Twitter

Facebook required to pay damages to flag protester about comments regarding the religion of his children

J20 v Facebook Ireland Limited [2016] NIQB 98

The High Court found that Facebook was liable for misuse of private information.  A series of offensive comments about the applicant were posted on Facebook in relation to demonstrations following the decision in December 2012 to limit the flying of the union flag at Belfast City Hall.  In the pages, the applicant was described as ‘a sectarian parade organiser,’ ‘a loyalist bigot,’ ‘a scum woman beating snake’ and so on.  There was an allegation that he did not bother with his children because they were Catholic and an inference that he was a police informant.  

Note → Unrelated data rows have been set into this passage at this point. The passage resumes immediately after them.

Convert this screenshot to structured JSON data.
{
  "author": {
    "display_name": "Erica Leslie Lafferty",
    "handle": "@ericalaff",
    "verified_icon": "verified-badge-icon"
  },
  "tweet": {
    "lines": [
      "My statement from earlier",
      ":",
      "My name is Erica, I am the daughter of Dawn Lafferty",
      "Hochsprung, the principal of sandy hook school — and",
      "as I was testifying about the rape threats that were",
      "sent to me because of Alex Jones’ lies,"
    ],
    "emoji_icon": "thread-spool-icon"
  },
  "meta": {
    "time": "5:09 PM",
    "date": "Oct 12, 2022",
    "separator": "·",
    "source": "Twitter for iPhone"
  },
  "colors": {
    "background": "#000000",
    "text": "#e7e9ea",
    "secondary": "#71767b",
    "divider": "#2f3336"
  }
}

The applicant’s grounds for challenge related to harassment and misuse of private information.  The judge held that while ‘these comment are offensive and distasteful’ they ‘do not cross the boundary between what is unattractive and unreasonable as opposed to what is oppressive and unacceptable.’  Therefore the web postings could not constitute harassment.

The judge held that the reference to the children, who could be identified, constituted a misuse of private information.  He was also concerned about the inference that the applicant was a police informer given the particular political resonance of this issue in Northern Ireland.  This also amounted to a misuse of private information.

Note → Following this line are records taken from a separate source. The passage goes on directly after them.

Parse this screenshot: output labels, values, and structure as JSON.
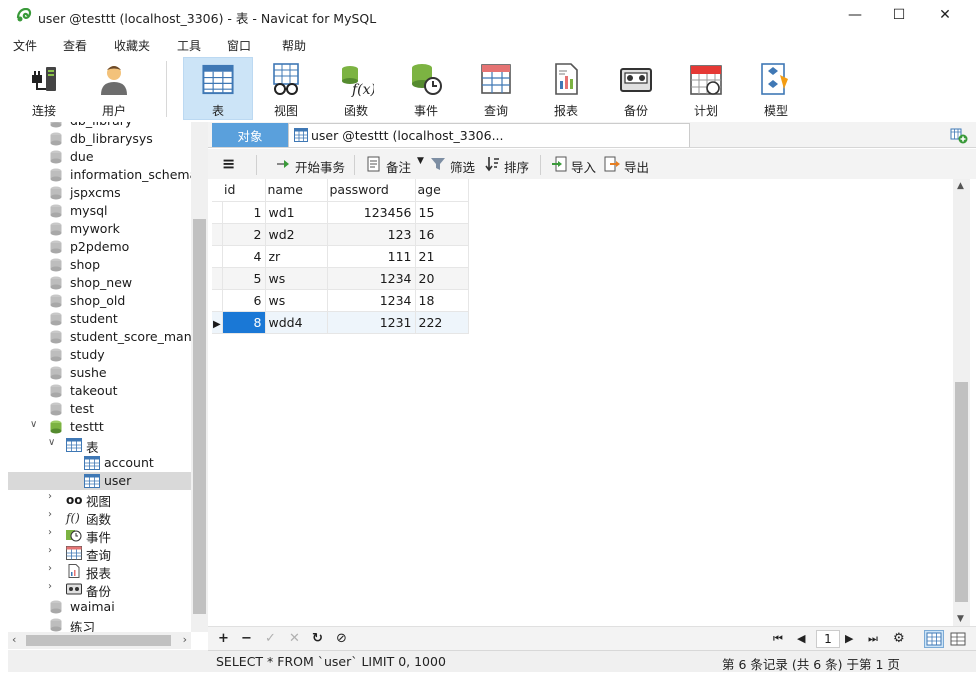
{
  "window": {
    "title": "user @testtt (localhost_3306) - 表 - Navicat for MySQL",
    "minimize": "—",
    "maximize": "☐",
    "close": "✕"
  },
  "menu": [
    "文件",
    "查看",
    "收藏夹",
    "工具",
    "窗口",
    "帮助"
  ],
  "toolbar": {
    "items": [
      "连接",
      "用户",
      "表",
      "视图",
      "函数",
      "事件",
      "查询",
      "报表",
      "备份",
      "计划",
      "模型"
    ],
    "active": "表"
  },
  "navigator": {
    "items": [
      {
        "label": "db_library",
        "type": "db"
      },
      {
        "label": "db_librarysys",
        "type": "db"
      },
      {
        "label": "due",
        "type": "db"
      },
      {
        "label": "information_schema",
        "type": "db"
      },
      {
        "label": "jspxcms",
        "type": "db"
      },
      {
        "label": "mysql",
        "type": "db"
      },
      {
        "label": "mywork",
        "type": "db"
      },
      {
        "label": "p2pdemo",
        "type": "db"
      },
      {
        "label": "shop",
        "type": "db"
      },
      {
        "label": "shop_new",
        "type": "db"
      },
      {
        "label": "shop_old",
        "type": "db"
      },
      {
        "label": "student",
        "type": "db"
      },
      {
        "label": "student_score_manag",
        "type": "db"
      },
      {
        "label": "study",
        "type": "db"
      },
      {
        "label": "sushe",
        "type": "db"
      },
      {
        "label": "takeout",
        "type": "db"
      },
      {
        "label": "test",
        "type": "db"
      },
      {
        "label": "testtt",
        "type": "db-open"
      },
      {
        "label": "表",
        "type": "group-open"
      },
      {
        "label": "account",
        "type": "table"
      },
      {
        "label": "user",
        "type": "table-selected"
      },
      {
        "label": "视图",
        "type": "group"
      },
      {
        "label": "函数",
        "type": "group"
      },
      {
        "label": "事件",
        "type": "group"
      },
      {
        "label": "查询",
        "type": "group"
      },
      {
        "label": "报表",
        "type": "group"
      },
      {
        "label": "备份",
        "type": "group"
      },
      {
        "label": "waimai",
        "type": "db"
      },
      {
        "label": "练习",
        "type": "db"
      }
    ]
  },
  "tabs": {
    "objects": "对象",
    "current": "user @testtt (localhost_3306..."
  },
  "datatools": {
    "menu_icon": "≡",
    "begin_tx": "开始事务",
    "note": "备注",
    "filter": "筛选",
    "sort": "排序",
    "import": "导入",
    "export": "导出"
  },
  "grid": {
    "columns": [
      "id",
      "name",
      "password",
      "age"
    ],
    "rows": [
      [
        "1",
        "wd1",
        "123456",
        "15"
      ],
      [
        "2",
        "wd2",
        "123",
        "16"
      ],
      [
        "4",
        "zr",
        "111",
        "21"
      ],
      [
        "5",
        "ws",
        "1234",
        "20"
      ],
      [
        "6",
        "ws",
        "1234",
        "18"
      ],
      [
        "8",
        "wdd4",
        "1231",
        "222"
      ]
    ],
    "current_row": 5
  },
  "gridnav": {
    "add": "+",
    "remove": "−",
    "apply": "✓",
    "cancel": "✕",
    "refresh": "↻",
    "stop": "⊘",
    "page": "1"
  },
  "status": {
    "sql": "SELECT * FROM `user` LIMIT 0, 1000",
    "records": "第 6 条记录 (共 6 条) 于第 1 页"
  },
  "colors": {
    "accent": "#1a78d6",
    "tab_active": "#5aa0dc",
    "toolbar_active": "#cce4f7"
  }
}
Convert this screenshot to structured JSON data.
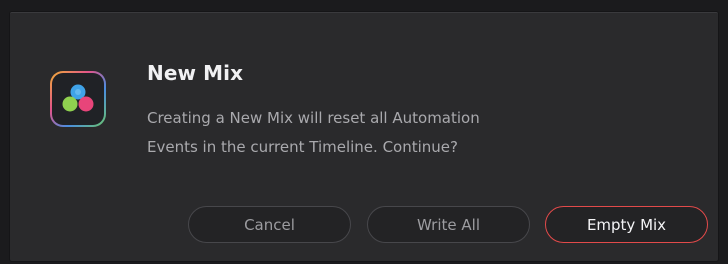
{
  "dialog": {
    "title": "New Mix",
    "message_line1": "Creating a New Mix will reset all Automation",
    "message_line2": "Events in the current Timeline. Continue?",
    "icon": "davinci-resolve-app-icon"
  },
  "buttons": {
    "cancel_label": "Cancel",
    "write_all_label": "Write All",
    "empty_mix_label": "Empty Mix"
  },
  "colors": {
    "dialog_background": "#2a2a2c",
    "primary_button_border": "#e24a4a",
    "title_text": "#f1f1f3",
    "message_text": "#a9a9ad"
  }
}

The judge found that while there was no obligation for Facebook to actively monitor sites, the defendant had been made aware of this matter through requests by the applicant to remove the material.  It did not reply to these requests.  It then deduced that there was no violation of its terms of service.  Facebook was ordered to pay the applicant damages of £3000.

Read BBC News article here.

Tags
Private Information & Data Protection